abstract

  • A retrospective analysis of the results obtained from regenerative surgery performed utilizing a minimally invasive surgical approach was performed. Bone grafting procedures were performed at 194 sites in 87 patients using small incisions and minimal flap reflection. There were 44 females with a mean age of 52.7 years and 43 males with a mean age of 54.9 years. The mean healing time at which data were collected was 21.7 months. Postsurgical data were collected at the time of routinely scheduled supportive periodontal therapy (SPT) appointments by 2 evaluators. Mean changes in probing depth and attachment levels were evaluated utilizing a Wilcoxon sign rank test. Mean improvement in probing depth was 4.58 mm (P <0.0001) and attachment level was 4.87 mm (P <0.0001). These improvements were seen for all levels of initial prognosis (good to poor) and appeared to be stable over time. The postsurgical gingival margin was at or within 1 mm of the cemento-enamel junction (CEJ) for 58% of the sites treated. This was interpreted to indicate good retention of soft tissue height postsurgically. It was concluded that the minimally invasive approach for bone grafting yielded results that were equivalent to more traditional surgical approaches utilizing longer incisions and greater reflection.

published proceedings

  • J Periodontol

citation count

  • 22

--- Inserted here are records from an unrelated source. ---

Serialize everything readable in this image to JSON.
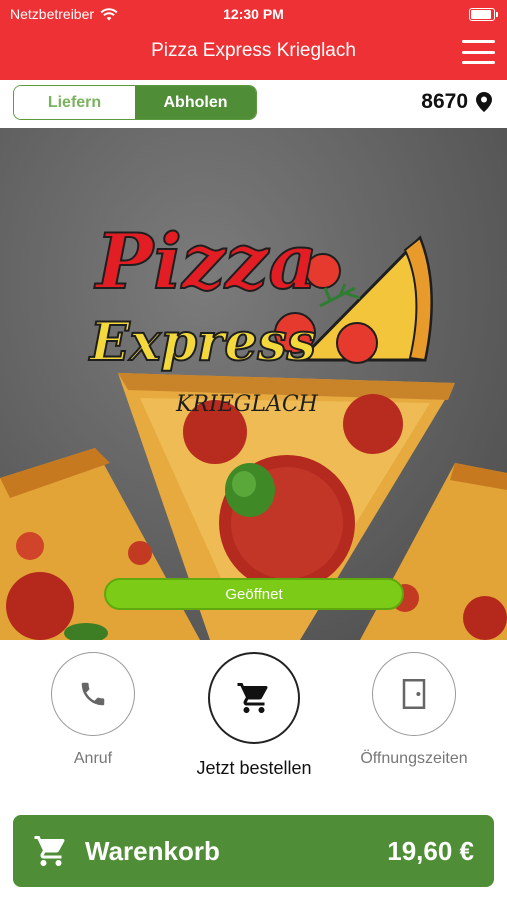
{
  "status_bar": {
    "carrier": "Netzbetreiber",
    "time": "12:30 PM",
    "wifi_icon": "wifi-icon",
    "battery_icon": "battery-icon"
  },
  "header": {
    "title": "Pizza Express Krieglach",
    "menu_icon": "hamburger-menu-icon"
  },
  "mode": {
    "delivery_label": "Liefern",
    "pickup_label": "Abholen",
    "selected": "Abholen",
    "postal_code": "8670",
    "location_icon": "map-pin-icon"
  },
  "logo": {
    "word1": "Pizza",
    "word2": "Express",
    "town": "KRIEGLACH"
  },
  "open_status": "Geöffnet",
  "actions": [
    {
      "label": "Anruf",
      "icon": "phone-icon"
    },
    {
      "label": "Jetzt bestellen",
      "icon": "shopping-cart-icon"
    },
    {
      "label": "Öffnungszeiten",
      "icon": "door-icon"
    }
  ],
  "cart": {
    "label": "Warenkorb",
    "total": "19,60 €",
    "icon": "shopping-cart-icon"
  },
  "colors": {
    "header_red": "#ee3135",
    "brand_green": "#4f8d36",
    "open_green": "#7ccc17"
  }
}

complete list of authors

  • Harrel, SK||Nunn, ME||Belling, CM

publication date

  • December 1999

publisher